__PROBLEM TO WORK ON__: Find the lines below that contain the string "Distance". Copy each one.

____

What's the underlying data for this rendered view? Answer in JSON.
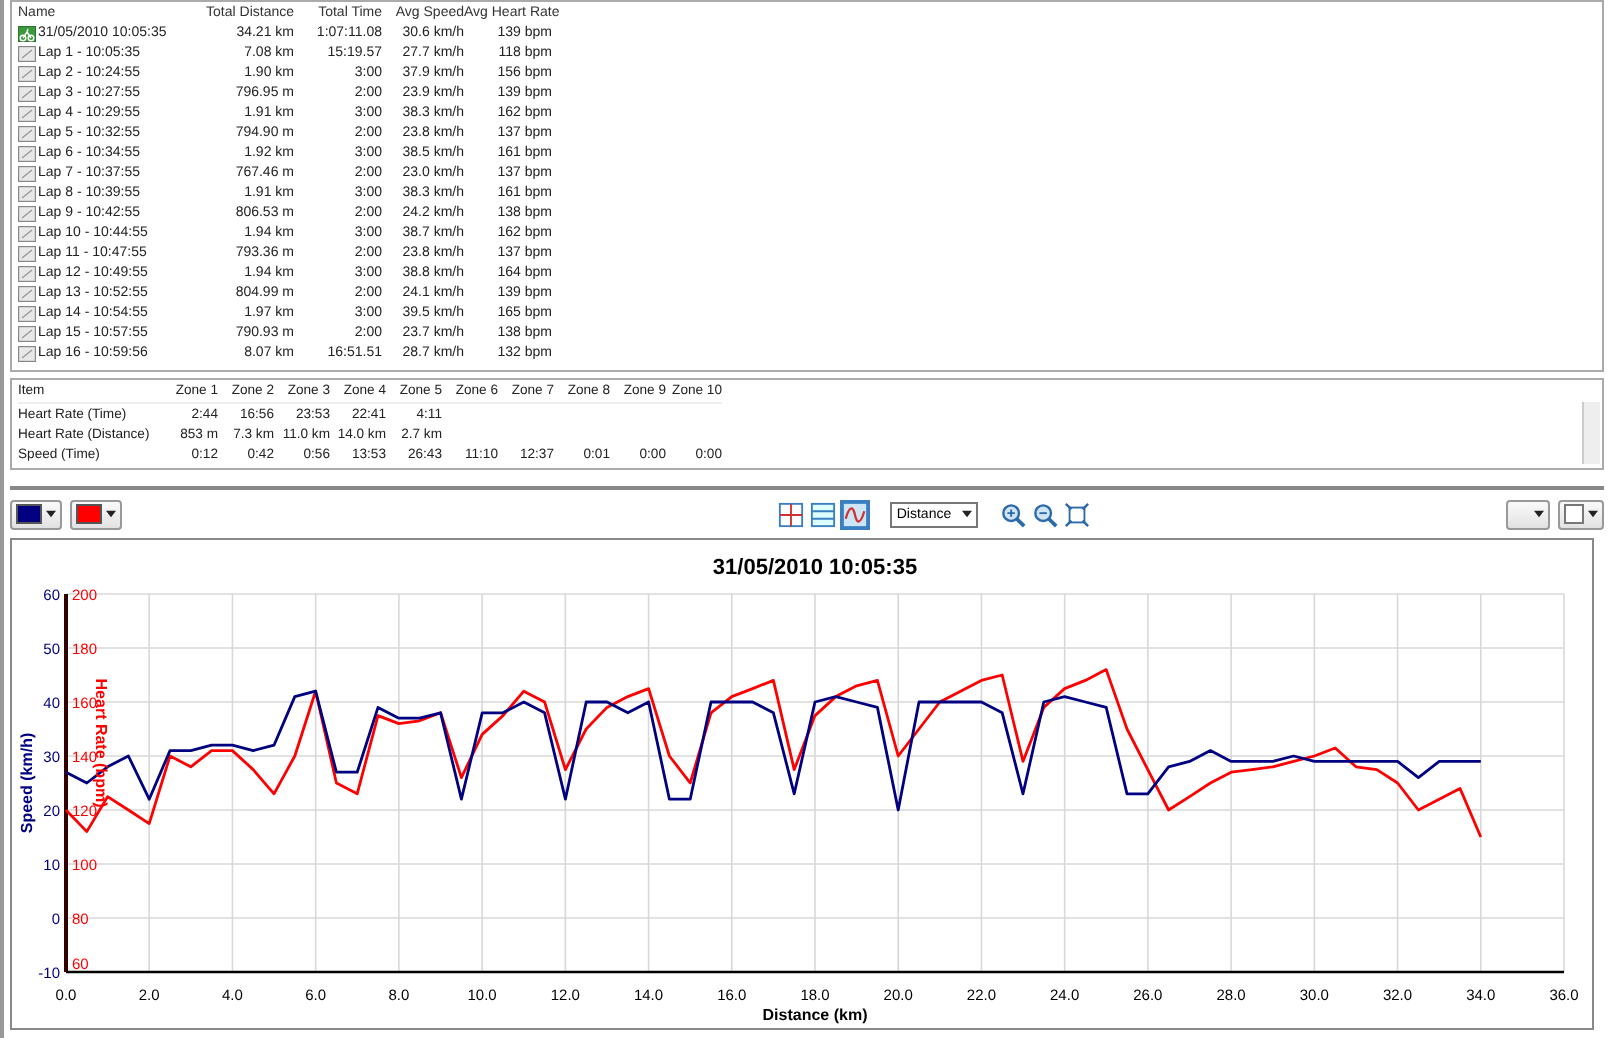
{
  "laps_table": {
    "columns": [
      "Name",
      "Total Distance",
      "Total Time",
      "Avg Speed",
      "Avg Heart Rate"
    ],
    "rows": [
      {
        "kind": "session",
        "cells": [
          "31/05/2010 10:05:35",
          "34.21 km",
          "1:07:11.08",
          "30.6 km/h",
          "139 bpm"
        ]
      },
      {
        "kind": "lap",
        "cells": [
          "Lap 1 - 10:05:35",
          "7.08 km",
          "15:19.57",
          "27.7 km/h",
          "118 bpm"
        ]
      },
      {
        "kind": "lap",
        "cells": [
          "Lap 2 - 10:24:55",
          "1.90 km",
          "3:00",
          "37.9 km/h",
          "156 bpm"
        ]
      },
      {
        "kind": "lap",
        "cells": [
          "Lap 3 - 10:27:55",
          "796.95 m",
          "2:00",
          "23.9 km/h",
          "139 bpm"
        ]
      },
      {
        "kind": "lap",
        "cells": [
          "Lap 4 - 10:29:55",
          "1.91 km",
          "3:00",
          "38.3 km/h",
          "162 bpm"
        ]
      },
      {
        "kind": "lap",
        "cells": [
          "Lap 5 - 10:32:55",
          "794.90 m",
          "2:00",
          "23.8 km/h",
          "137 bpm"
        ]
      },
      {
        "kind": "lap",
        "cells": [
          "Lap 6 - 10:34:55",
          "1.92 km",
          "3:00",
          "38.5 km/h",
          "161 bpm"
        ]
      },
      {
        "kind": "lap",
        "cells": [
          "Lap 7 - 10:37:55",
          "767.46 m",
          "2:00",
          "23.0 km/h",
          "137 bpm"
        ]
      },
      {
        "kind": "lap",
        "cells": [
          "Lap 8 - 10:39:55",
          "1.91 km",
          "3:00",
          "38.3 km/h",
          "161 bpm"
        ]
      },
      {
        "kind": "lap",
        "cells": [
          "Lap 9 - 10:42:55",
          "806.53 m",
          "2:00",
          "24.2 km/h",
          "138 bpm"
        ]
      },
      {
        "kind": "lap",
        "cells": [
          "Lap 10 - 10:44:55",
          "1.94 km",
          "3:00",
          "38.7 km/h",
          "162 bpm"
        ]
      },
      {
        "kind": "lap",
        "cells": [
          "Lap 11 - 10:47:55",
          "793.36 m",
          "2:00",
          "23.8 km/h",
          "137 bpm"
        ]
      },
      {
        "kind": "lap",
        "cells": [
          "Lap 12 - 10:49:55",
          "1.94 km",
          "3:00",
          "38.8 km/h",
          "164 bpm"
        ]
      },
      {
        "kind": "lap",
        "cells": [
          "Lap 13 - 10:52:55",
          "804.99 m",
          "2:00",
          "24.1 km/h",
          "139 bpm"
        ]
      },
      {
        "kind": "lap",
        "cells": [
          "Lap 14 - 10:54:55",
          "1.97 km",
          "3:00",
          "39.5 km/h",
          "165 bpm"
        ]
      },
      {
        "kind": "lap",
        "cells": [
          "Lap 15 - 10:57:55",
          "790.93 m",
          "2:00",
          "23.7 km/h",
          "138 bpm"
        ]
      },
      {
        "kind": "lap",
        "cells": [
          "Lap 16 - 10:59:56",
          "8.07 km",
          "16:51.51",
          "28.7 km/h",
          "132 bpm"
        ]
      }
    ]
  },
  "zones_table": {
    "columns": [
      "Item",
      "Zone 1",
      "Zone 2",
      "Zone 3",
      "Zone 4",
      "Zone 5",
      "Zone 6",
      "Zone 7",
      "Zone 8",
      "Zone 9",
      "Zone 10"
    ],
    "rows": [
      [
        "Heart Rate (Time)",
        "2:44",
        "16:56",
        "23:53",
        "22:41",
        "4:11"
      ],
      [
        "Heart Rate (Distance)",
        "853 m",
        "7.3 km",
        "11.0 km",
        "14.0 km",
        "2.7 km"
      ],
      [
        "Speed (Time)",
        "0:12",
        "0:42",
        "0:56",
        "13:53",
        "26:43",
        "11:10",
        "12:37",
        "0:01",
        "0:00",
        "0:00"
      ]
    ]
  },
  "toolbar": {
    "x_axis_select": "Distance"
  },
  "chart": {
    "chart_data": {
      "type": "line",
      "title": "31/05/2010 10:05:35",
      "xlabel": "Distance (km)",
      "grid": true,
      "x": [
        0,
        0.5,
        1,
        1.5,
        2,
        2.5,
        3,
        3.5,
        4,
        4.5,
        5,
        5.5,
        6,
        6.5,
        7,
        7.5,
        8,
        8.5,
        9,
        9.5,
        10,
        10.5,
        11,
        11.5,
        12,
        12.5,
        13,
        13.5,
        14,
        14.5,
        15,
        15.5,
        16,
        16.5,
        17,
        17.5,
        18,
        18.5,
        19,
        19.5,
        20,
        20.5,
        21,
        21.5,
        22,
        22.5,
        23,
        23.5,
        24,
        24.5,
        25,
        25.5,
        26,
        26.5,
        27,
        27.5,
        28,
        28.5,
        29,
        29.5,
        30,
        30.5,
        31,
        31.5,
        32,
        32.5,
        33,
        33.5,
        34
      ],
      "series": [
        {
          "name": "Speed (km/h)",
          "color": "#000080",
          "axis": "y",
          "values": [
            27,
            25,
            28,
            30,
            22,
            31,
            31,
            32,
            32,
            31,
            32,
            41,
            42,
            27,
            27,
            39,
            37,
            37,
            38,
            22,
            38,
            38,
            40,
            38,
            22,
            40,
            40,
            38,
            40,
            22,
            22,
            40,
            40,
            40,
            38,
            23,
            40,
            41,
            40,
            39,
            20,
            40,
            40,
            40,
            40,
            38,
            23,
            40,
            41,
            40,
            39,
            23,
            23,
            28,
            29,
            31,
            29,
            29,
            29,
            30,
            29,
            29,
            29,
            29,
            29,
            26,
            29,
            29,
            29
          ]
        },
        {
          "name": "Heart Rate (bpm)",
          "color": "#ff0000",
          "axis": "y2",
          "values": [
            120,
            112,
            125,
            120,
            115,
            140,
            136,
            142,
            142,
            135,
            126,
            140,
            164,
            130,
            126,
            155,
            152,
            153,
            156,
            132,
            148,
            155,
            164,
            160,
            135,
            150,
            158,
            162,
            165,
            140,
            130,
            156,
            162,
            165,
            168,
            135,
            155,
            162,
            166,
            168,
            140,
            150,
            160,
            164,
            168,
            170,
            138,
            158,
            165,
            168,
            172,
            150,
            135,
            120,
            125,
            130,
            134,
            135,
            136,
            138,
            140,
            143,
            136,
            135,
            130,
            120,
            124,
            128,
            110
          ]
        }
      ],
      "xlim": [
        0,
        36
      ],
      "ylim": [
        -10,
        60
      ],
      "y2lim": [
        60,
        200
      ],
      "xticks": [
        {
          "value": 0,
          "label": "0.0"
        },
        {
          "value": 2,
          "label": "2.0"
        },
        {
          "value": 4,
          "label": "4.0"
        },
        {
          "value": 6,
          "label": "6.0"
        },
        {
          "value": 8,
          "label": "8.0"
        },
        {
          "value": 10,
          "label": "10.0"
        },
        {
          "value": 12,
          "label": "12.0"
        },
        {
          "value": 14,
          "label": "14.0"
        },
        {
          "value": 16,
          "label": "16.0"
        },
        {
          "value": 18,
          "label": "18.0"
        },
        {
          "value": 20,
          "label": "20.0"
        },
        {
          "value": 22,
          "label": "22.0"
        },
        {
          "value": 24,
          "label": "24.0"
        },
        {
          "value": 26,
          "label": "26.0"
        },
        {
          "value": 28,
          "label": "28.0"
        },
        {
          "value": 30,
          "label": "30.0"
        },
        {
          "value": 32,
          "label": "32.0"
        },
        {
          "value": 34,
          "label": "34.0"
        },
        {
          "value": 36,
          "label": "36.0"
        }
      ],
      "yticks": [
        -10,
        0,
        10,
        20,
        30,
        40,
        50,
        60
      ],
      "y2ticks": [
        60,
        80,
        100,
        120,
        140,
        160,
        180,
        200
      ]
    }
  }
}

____

__RESPONSE__:
      "Total Distance",
        "Heart Rate (Distance)",
    "x_axis_select": "Distance"
      "xlabel": "Distance (km)",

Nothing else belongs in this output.